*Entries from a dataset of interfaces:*
-*-

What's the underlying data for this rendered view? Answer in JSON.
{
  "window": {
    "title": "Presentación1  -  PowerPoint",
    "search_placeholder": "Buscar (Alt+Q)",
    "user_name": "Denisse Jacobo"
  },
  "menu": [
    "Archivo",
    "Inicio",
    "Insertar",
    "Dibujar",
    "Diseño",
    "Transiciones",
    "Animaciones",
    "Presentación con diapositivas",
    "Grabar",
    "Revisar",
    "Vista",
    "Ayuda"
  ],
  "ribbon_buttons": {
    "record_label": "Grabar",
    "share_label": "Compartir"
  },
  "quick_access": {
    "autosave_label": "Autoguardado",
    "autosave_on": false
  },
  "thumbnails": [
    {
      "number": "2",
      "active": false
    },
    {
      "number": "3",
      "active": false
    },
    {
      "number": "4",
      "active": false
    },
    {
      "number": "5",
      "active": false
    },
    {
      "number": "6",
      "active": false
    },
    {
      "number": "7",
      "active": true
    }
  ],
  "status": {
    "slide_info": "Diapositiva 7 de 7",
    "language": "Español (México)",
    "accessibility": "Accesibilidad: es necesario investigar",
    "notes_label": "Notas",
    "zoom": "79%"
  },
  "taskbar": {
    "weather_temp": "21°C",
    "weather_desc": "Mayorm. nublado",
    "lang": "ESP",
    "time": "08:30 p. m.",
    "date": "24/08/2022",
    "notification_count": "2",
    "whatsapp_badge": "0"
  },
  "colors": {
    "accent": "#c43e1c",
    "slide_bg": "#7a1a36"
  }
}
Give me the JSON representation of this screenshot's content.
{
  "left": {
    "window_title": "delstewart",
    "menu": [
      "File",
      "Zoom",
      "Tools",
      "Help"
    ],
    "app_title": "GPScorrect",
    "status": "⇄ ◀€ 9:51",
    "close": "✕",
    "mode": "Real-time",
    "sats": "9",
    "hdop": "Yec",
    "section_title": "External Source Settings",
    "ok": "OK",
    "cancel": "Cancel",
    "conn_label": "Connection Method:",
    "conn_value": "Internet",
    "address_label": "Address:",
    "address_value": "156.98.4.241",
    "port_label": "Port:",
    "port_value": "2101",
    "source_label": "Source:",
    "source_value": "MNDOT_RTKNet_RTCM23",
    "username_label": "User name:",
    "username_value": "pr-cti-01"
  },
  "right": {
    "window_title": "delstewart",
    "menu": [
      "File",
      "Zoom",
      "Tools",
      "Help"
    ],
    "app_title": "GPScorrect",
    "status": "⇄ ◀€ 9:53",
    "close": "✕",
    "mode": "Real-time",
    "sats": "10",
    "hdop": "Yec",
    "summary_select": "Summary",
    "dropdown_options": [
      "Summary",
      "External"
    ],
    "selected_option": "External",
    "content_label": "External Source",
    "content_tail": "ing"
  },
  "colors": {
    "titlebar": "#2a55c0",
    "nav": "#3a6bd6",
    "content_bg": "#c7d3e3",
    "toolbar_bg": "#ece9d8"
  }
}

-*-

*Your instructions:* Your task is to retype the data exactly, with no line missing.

*Solution below:*
What's the underlying data for this rendered view? Answer in JSON.
{
  "window": {
    "title": "Presentación1  -  PowerPoint",
    "search_placeholder": "Buscar (Alt+Q)",
    "user_name": "Denisse Jacobo"
  },
  "menu": [
    "Archivo",
    "Inicio",
    "Insertar",
    "Dibujar",
    "Diseño",
    "Transiciones",
    "Animaciones",
    "Presentación con diapositivas",
    "Grabar",
    "Revisar",
    "Vista",
    "Ayuda"
  ],
  "ribbon_buttons": {
    "record_label": "Grabar",
    "share_label": "Compartir"
  },
  "quick_access": {
    "autosave_label": "Autoguardado",
    "autosave_on": false
  },
  "thumbnails": [
    {
      "number": "2",
      "active": false
    },
    {
      "number": "3",
      "active": false
    },
    {
      "number": "4",
      "active": false
    },
    {
      "number": "5",
      "active": false
    },
    {
      "number": "6",
      "active": false
    },
    {
      "number": "7",
      "active": true
    }
  ],
  "status": {
    "slide_info": "Diapositiva 7 de 7",
    "language": "Español (México)",
    "accessibility": "Accesibilidad: es necesario investigar",
    "notes_label": "Notas",
    "zoom": "79%"
  },
  "taskbar": {
    "weather_temp": "21°C",
    "weather_desc": "Mayorm. nublado",
    "lang": "ESP",
    "time": "08:30 p. m.",
    "date": "24/08/2022",
    "notification_count": "2",
    "whatsapp_badge": "0"
  },
  "colors": {
    "accent": "#c43e1c",
    "slide_bg": "#7a1a36"
  }
}
Give me the JSON representation of this screenshot's content.
{
  "left": {
    "window_title": "delstewart",
    "menu": [
      "File",
      "Zoom",
      "Tools",
      "Help"
    ],
    "app_title": "GPScorrect",
    "status": "⇄ ◀€ 9:51",
    "close": "✕",
    "mode": "Real-time",
    "sats": "9",
    "hdop": "Yec",
    "section_title": "External Source Settings",
    "ok": "OK",
    "cancel": "Cancel",
    "conn_label": "Connection Method:",
    "conn_value": "Internet",
    "address_label": "Address:",
    "address_value": "156.98.4.241",
    "port_label": "Port:",
    "port_value": "2101",
    "source_label": "Source:",
    "source_value": "MNDOT_RTKNet_RTCM23",
    "username_label": "User name:",
    "username_value": "pr-cti-01"
  },
  "right": {
    "window_title": "delstewart",
    "menu": [
      "File",
      "Zoom",
      "Tools",
      "Help"
    ],
    "app_title": "GPScorrect",
    "status": "⇄ ◀€ 9:53",
    "close": "✕",
    "mode": "Real-time",
    "sats": "10",
    "hdop": "Yec",
    "summary_select": "Summary",
    "dropdown_options": [
      "Summary",
      "External"
    ],
    "selected_option": "External",
    "content_label": "External Source",
    "content_tail": "ing"
  },
  "colors": {
    "titlebar": "#2a55c0",
    "nav": "#3a6bd6",
    "content_bg": "#c7d3e3",
    "toolbar_bg": "#ece9d8"
  }
}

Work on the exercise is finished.